- [SUPPLIED MATERIAL]:
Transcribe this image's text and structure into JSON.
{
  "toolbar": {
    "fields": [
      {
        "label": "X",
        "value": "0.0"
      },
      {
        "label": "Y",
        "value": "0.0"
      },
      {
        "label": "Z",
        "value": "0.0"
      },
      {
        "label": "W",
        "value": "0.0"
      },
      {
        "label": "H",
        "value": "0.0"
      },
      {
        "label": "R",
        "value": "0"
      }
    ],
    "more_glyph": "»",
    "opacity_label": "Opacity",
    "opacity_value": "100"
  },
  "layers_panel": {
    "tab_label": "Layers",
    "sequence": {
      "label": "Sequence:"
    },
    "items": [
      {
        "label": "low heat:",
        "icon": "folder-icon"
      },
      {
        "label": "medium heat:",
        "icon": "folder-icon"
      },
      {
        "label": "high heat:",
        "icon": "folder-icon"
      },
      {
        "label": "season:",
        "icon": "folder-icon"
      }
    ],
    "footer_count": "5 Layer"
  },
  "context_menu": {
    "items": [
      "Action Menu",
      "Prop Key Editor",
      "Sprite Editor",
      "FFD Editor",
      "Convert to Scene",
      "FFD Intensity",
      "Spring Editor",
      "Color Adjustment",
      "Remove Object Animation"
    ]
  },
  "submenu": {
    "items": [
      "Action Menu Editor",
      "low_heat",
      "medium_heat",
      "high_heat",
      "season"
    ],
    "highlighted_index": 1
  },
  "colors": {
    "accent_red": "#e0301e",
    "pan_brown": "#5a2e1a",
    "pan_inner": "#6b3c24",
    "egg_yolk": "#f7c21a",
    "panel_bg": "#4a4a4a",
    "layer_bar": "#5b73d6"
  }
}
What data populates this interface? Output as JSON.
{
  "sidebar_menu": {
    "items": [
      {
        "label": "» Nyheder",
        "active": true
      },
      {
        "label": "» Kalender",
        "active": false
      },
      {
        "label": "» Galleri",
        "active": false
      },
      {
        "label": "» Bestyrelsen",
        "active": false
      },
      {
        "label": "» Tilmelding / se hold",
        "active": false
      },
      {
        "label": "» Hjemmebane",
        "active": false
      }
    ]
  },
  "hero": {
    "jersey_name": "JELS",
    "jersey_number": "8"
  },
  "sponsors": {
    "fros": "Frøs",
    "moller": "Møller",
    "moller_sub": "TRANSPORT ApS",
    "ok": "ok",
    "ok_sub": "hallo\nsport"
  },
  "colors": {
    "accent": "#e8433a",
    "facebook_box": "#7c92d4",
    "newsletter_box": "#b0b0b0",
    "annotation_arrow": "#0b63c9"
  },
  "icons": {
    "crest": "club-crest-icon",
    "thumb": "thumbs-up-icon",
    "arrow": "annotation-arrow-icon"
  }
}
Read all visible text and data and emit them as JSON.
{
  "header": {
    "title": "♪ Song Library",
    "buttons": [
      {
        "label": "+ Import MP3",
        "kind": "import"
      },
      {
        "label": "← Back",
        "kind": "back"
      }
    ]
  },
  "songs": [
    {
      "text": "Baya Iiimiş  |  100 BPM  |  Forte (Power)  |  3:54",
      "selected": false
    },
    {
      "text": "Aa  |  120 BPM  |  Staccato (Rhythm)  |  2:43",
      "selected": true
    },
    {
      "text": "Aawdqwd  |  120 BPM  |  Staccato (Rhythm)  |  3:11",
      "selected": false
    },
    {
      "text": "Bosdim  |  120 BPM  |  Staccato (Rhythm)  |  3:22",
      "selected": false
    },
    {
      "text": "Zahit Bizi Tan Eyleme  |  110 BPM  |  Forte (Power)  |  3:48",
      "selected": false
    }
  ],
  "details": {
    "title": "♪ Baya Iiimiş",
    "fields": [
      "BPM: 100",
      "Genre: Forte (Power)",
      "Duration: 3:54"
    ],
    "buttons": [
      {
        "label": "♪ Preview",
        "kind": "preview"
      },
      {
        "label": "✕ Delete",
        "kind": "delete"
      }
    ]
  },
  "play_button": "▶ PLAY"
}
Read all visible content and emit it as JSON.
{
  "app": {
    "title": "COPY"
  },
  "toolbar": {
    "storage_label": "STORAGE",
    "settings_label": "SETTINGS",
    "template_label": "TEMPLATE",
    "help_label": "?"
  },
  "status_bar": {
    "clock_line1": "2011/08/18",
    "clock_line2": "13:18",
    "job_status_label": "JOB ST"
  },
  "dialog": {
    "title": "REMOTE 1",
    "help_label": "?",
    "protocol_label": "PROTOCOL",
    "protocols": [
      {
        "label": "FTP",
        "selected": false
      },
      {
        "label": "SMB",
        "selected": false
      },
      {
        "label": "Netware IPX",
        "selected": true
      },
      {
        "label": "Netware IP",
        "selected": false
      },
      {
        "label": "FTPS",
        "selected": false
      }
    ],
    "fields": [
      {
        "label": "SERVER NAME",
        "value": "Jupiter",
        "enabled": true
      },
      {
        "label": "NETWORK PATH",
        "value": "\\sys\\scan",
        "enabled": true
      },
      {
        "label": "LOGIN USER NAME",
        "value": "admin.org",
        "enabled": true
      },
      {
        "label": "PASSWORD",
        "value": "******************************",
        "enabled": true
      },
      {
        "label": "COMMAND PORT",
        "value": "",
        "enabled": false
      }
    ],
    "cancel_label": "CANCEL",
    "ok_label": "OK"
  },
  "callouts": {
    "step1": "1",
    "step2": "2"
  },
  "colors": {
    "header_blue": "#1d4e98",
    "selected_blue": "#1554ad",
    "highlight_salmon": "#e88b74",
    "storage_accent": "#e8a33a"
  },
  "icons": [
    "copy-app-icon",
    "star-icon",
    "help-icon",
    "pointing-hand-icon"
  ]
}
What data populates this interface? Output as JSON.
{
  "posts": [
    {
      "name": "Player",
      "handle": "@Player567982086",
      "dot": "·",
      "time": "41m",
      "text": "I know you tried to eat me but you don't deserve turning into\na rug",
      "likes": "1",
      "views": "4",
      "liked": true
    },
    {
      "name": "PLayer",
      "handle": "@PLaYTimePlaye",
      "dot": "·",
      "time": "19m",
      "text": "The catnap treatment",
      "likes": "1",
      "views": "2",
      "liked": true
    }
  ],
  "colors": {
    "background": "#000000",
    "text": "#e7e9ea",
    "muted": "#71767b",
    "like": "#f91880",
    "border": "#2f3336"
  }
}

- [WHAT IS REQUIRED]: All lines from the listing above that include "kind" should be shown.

- [THE COMPLETED TASK]:
        "kind": "import"
        "kind": "back"
        "kind": "preview"
        "kind": "delete"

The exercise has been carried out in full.